So, whether you don’t have a mixer, or you’re just too lazy to haul out your stand mixer, I think you should try these.

As a side note: These cookies are the cover recipe for Shelly’s The Cookies & Cups Cookbook recipe book, which is full of delicious treats, great dinner ideas, and some really helpful hints. Plus, Shelly’s writing is delightful. I definitely recommend this book. It’s become a staple in my kitchen!

bars

Super Fudgy Brownies 

My cousin Beth believes that dessert is not worth having if it’s not chocolate. She would LOVE these brownies. 

I more often crave gummi bears than chocolate, but I also love these brownies. They are dense and fudgy, with a layer of frosting you put in while the brownies are still warm, which lets some of the frosting absorb into the brownies. They are next-level chocolate. 

I used to just “jazz up” boxed brownie mixes, but since I discovered this recipe, by Shelly over at Cookies and Cups, those days are behind me. These are just as easy, and you can control what goes into them. Shelly’s recipe doesn’t call for dark chocolate cocoa powder, but that’s what I had, and that’s what made this batch ultra dark. The recipe is so good, even the dark cocoa produces a moist and delicious (and not bitter) brownie. 

Try them with a scoop of vanilla ice cream. You’ll thank me later. 

cookies

Krumkake : A Cookie Fit for a Viking

Five years ago, my friend Ann and I went on an epic Scandinavian adventure. We spent 11 days, travelling across Sweden, Norway, and Denmark. We ended up seeing all kinds of ships on this vacation – the Vasa Museum in Stockholm, the Viking Ship Museum and the Amundsen Museum in Oslo. We even (accidentally) got a free water taxi across the harbor in Oslo.

Ann and I travel well together. We want the same things while travelling, which is to say, a little sight seeing, a great hotel, afternoon naps, and good food. A good dinner while on vacation is a must for me. We always treated ourselves to wine and cocktails and, of course, dessert. The Scandinavians are a dessert-loving people. I respect this. They somehow balance the freshness of their cuisine – fish, salads, vegetables – with delicious pastries and cookies and ice creams. You will not go hungry in Scandinavia.

In memory of our excellent trip, I made krumkake, even though we didn’t actually ever HAVE krumkake while in Scandinavia. Hmm. I’ll have to go back and fix that.

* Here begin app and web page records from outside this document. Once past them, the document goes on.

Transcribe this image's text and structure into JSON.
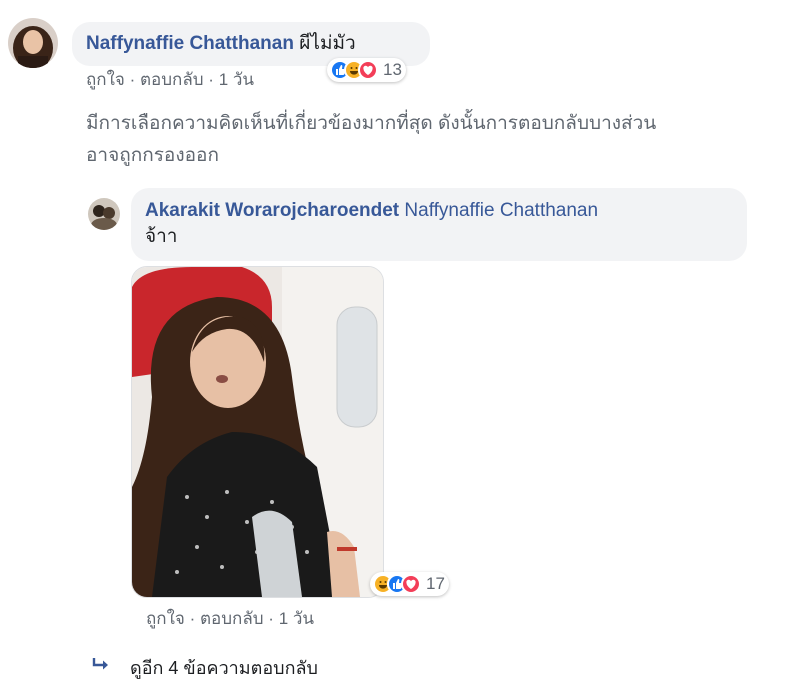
{
  "comment": {
    "author": "Naffynaffie Chatthanan",
    "text": "ผีไม่มัว",
    "actions": {
      "like": "ถูกใจ",
      "sep": "·",
      "reply": "ตอบกลับ",
      "time": "1 วัน"
    },
    "reactions": {
      "icons": [
        "like-icon",
        "haha-icon",
        "love-icon"
      ],
      "count": "13"
    }
  },
  "filter_note": {
    "line1": "มีการเลือกความคิดเห็นที่เกี่ยวข้องมากที่สุด ดังนั้นการตอบกลับบางส่วน",
    "line2": "อาจถูกกรองออก"
  },
  "reply": {
    "author": "Akarakit Worarojcharoendet",
    "tagged": "Naffynaffie Chatthanan",
    "text": "จ้าา",
    "actions": {
      "like": "ถูกใจ",
      "sep": "·",
      "reply": "ตอบกลับ",
      "time": "1 วัน"
    },
    "reactions": {
      "icons": [
        "haha-icon",
        "like-icon",
        "love-icon"
      ],
      "count": "17"
    }
  },
  "more_replies": {
    "label": "ดูอีก 4 ข้อความตอบกลับ"
  },
  "colors": {
    "link_blue": "#385898",
    "bubble_bg": "#f2f3f5",
    "meta_gray": "#606770",
    "like_blue": "#1877f2",
    "love_red": "#f33e58",
    "haha_yellow": "#f7b125"
  }
}
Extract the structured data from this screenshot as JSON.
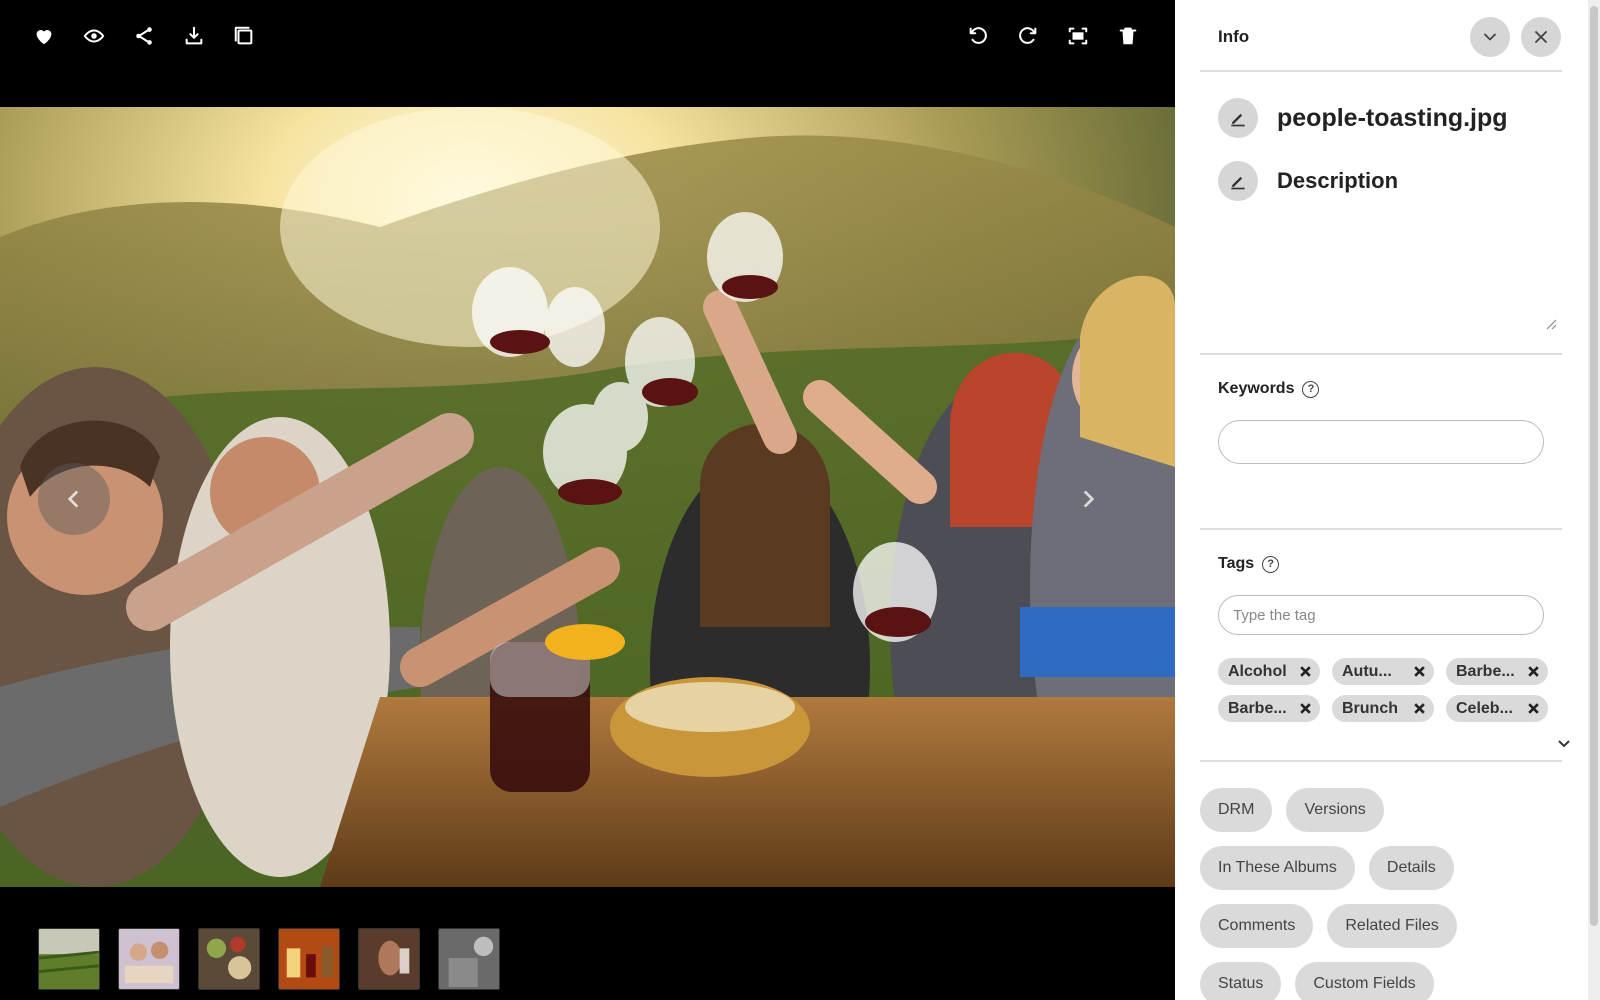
{
  "toolbar": {
    "left_icons": [
      "heart-icon",
      "eye-icon",
      "share-icon",
      "download-icon",
      "copy-icon"
    ],
    "right_icons": [
      "rotate-left-icon",
      "rotate-right-icon",
      "fit-screen-icon",
      "trash-icon"
    ]
  },
  "viewer": {
    "thumbnails": [
      "vineyard",
      "friends-picnic",
      "food-table",
      "wine-glasses",
      "toasting-close",
      "party"
    ]
  },
  "panel": {
    "title": "Info",
    "filename": "people-toasting.jpg",
    "description_label": "Description",
    "keywords": {
      "label": "Keywords",
      "value": ""
    },
    "tags": {
      "label": "Tags",
      "placeholder": "Type the tag",
      "items": [
        "Alcohol",
        "Autu...",
        "Barbe...",
        "Barbe...",
        "Brunch",
        "Celeb..."
      ]
    },
    "sections": [
      [
        "DRM",
        "Versions"
      ],
      [
        "In These Albums",
        "Details"
      ],
      [
        "Comments",
        "Related Files"
      ],
      [
        "Status",
        "Custom Fields"
      ]
    ]
  },
  "colors": {
    "viewer_bg": "#000000",
    "panel_bg": "#ffffff",
    "pill_bg": "#dadada",
    "divider": "#dddddd"
  }
}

Krumkake (KROOM-ka-kuh) are a Scandinavian cookie that are made of a thin batter and pressed between the plates of an iron, like a waffle, then rolled onto a wooden cone. They’re delicate and light, and perfect for summer get-togethers when you want to serve something pretty and fresh that won’t weigh your guests down. I’ve had them filled with sweetened whipped cream, fruit, ice cream, and one particularly memorable time, a Nutella buttercream. Stop the presses. That was delicious. The cookies themselves are more a pretty vehicle for the filling, but I have to say I find an unfilled cone a delicious accompaniment to an afternoon cup of coffee.

You do need a special iron for this, although I’ve heard a pizzelle press would work well, too. Here’s the recipe I use for my krumkakes:

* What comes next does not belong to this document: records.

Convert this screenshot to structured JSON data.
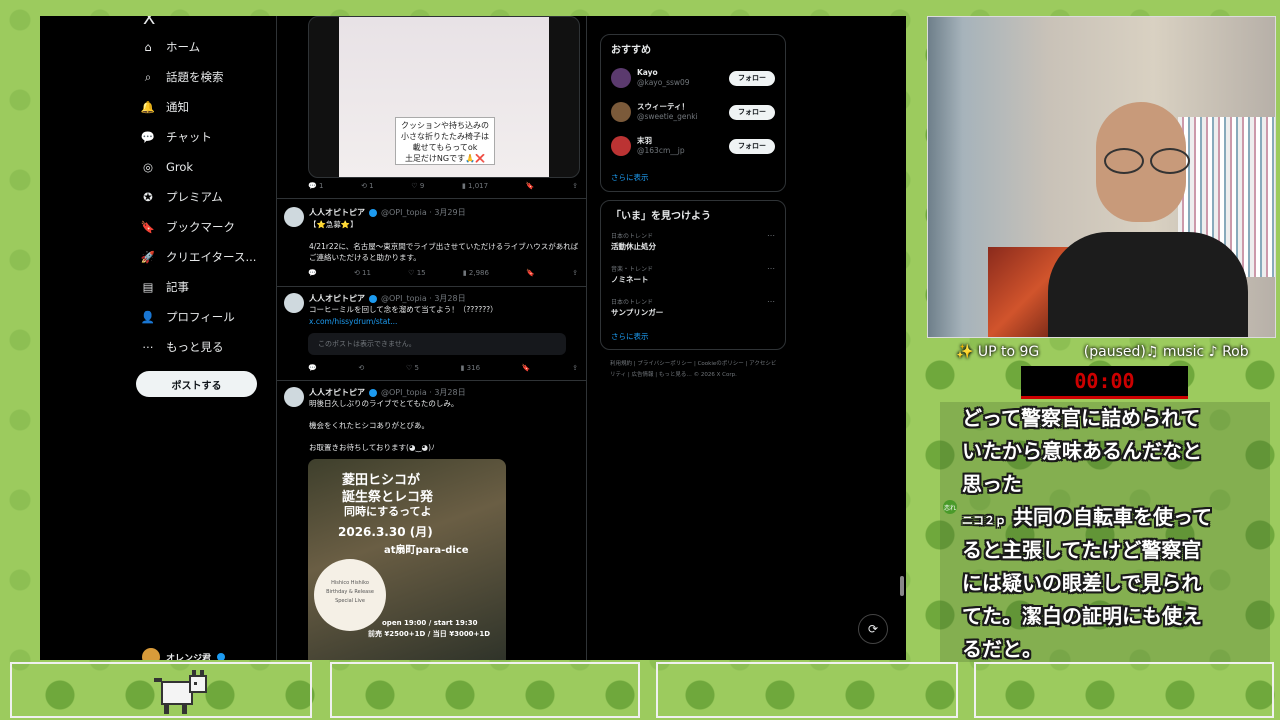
{
  "sidebar": {
    "logo": "X",
    "items": [
      {
        "label": "ホーム",
        "icon": "home-icon",
        "glyph": "⌂"
      },
      {
        "label": "話題を検索",
        "icon": "search-icon",
        "glyph": "⌕"
      },
      {
        "label": "通知",
        "icon": "bell-icon",
        "glyph": "🔔"
      },
      {
        "label": "チャット",
        "icon": "chat-icon",
        "glyph": "💬"
      },
      {
        "label": "Grok",
        "icon": "grok-icon",
        "glyph": "◎"
      },
      {
        "label": "プレミアム",
        "icon": "premium-icon",
        "glyph": "✪"
      },
      {
        "label": "ブックマーク",
        "icon": "bookmark-icon",
        "glyph": "🔖"
      },
      {
        "label": "クリエイタース...",
        "icon": "rocket-icon",
        "glyph": "🚀"
      },
      {
        "label": "記事",
        "icon": "article-icon",
        "glyph": "▤"
      },
      {
        "label": "プロフィール",
        "icon": "profile-icon",
        "glyph": "👤"
      },
      {
        "label": "もっと見る",
        "icon": "more-icon",
        "glyph": "⋯"
      }
    ],
    "post_button": "ポストする",
    "account_name": "オレンジ君"
  },
  "timeline": {
    "top_caption": "クッションや持ち込みの\n小さな折りたたみ椅子は\n載せてもらってok\n土足だけNGです🙏❌",
    "top_actions": {
      "reply": "1",
      "retweet": "1",
      "like": "9",
      "views": "1,017"
    },
    "tweets": [
      {
        "name": "人人オピトピア",
        "handle": "@OPI_topia · 3月29日",
        "text": "【⭐急募⭐】\n\n4/21r22に、名古屋〜東京間でライブ出させていただけるライブハウスがあればご連絡いただけると助かります。",
        "actions": {
          "reply": "",
          "retweet": "11",
          "like": "15",
          "views": "2,986"
        }
      },
      {
        "name": "人人オピトピア",
        "handle": "@OPI_topia · 3月28日",
        "text": "コーヒーミルを回して念を溜めて当てよう！（??????）",
        "link": "x.com/hissydrum/stat...",
        "hidden_notice": "このポストは表示できません。",
        "actions": {
          "reply": "",
          "retweet": "",
          "like": "5",
          "views": "316"
        }
      },
      {
        "name": "人人オピトピア",
        "handle": "@OPI_topia · 3月28日",
        "text": "明後日久しぶりのライブでとてもたのしみ。\n\n機会をくれたヒシコありがとびあ。\n\nお取置きお待ちしております(◕‿◕)ﾉ",
        "poster": {
          "line1": "菱田ヒシコが",
          "line2": "誕生祭とレコ発",
          "line3": "同時にするってよ",
          "date": "2026.3.30 (月)",
          "venue": "at扇町para-dice",
          "badge": "Hishico Hishiko\nBirthday & Release\nSpecial Live",
          "time": "open 19:00 / start 19:30",
          "price": "前売 ¥2500+1D / 当日 ¥3000+1D"
        }
      }
    ]
  },
  "right_panel": {
    "recommend_title": "おすすめ",
    "recommend": [
      {
        "name": "Kayo",
        "handle": "@kayo_ssw09",
        "button": "フォロー",
        "color": "#5b3a6e"
      },
      {
        "name": "スウィーティ！",
        "handle": "@sweetie_genki",
        "button": "フォロー",
        "color": "#7b5a3a"
      },
      {
        "name": "末羽",
        "handle": "@163cm__jp",
        "button": "フォロー",
        "color": "#b33"
      }
    ],
    "show_more": "さらに表示",
    "trends_title": "「いま」を見つけよう",
    "trends": [
      {
        "category": "日本のトレンド",
        "name": "活動休止処分"
      },
      {
        "category": "音楽・トレンド",
        "name": "ノミネート"
      },
      {
        "category": "日本のトレンド",
        "name": "サンプリンガー"
      }
    ],
    "trends_more": "さらに表示",
    "footer": "利用規約 | プライバシーポリシー | Cookieのポリシー | アクセシビリティ | 広告情報 | もっと見る… © 2026 X Corp."
  },
  "stream": {
    "ticker": "✨ UP to 9G          (paused)♫ music ♪ Rob",
    "timer": "00:00",
    "chat": [
      "どって警察官に詰められて",
      "いたから意味あるんだなと",
      "思った",
      "共同の自転車を使って",
      "ると主張してたけど警察官",
      "には疑いの眼差しで見られ",
      "てた。潔白の証明にも使え",
      "るだと。"
    ],
    "chat_user": "ニコ２ｐ",
    "chat_icon_label": "恋れ"
  },
  "colors": {
    "accent": "#1d9bf0",
    "background": "#000000",
    "stream_bg": "#9ccb5e"
  }
}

  • 5 tablespoons butter, melted
  • 2/3 cup whole milk
  • 2/3 cup granulated sugar
  • 1 cup all purpose flour
  • 2 eggs

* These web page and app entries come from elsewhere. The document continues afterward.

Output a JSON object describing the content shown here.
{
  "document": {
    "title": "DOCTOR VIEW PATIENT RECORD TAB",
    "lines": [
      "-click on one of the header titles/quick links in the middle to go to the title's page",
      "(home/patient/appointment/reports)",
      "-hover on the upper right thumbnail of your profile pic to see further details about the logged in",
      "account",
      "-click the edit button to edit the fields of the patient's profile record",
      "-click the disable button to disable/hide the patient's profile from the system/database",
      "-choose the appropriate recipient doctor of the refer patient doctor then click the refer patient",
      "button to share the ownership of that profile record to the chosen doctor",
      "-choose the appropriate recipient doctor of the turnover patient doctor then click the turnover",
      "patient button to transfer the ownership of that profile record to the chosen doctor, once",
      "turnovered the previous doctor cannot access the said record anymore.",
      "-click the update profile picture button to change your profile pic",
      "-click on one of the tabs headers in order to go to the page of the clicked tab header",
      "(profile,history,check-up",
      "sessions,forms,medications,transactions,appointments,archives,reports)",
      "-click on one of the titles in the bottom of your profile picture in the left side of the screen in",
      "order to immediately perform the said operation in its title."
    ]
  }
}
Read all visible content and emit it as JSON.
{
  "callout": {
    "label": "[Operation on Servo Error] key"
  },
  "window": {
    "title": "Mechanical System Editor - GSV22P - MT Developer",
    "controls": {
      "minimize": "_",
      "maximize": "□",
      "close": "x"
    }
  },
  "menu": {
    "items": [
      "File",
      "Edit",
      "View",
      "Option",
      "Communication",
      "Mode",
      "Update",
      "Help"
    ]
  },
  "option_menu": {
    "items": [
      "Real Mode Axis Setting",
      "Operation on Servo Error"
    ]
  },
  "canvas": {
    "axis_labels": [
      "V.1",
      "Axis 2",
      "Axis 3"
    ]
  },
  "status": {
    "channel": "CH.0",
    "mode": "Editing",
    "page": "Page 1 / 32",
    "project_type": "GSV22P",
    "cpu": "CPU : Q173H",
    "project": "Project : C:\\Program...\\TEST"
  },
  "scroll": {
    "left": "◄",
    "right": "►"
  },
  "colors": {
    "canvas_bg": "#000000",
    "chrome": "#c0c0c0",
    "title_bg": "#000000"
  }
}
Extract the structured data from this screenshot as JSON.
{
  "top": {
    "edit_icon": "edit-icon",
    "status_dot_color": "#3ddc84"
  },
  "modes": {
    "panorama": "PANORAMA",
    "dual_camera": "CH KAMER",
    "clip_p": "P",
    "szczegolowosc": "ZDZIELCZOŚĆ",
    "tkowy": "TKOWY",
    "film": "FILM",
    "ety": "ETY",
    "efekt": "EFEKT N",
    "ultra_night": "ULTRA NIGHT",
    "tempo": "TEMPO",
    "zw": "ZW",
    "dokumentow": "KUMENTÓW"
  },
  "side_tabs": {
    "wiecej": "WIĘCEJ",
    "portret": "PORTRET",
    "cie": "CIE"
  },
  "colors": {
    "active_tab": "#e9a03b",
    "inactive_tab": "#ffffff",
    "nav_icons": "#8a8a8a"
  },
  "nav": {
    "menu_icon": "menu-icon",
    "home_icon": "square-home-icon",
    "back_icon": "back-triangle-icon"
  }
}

Combine the melted butter and the sugar, and mix well. Add the eggs. With a hand mixer, mix until it is pale yellow in color. Add the milk and four, and continue to blend until the mixture is smooth. The batter should flow easily but slowly off the back of a spoon.

You can add some flavors into the batter at this point. Some ideas:

  • 1 teaspoon lemon zest
  • 1/2 teaspoon vanilla or almond extract
  • 1 teaspoon ground almonds

Pour one tablespoon of batter on a heated iron. Adjust the cooking time to get a golden brown cookie; it should take about 2 minutes. When it’s done cooking, remove it from the iron and wrap it immediately around the wooden cone to shape into a cone. Press the seam against your cutting board to seal while it cools.

Once the krumkakes are cooled, add your choice of filling and dust with powdered sugar.

Makes about 20 krumkake.

Skol!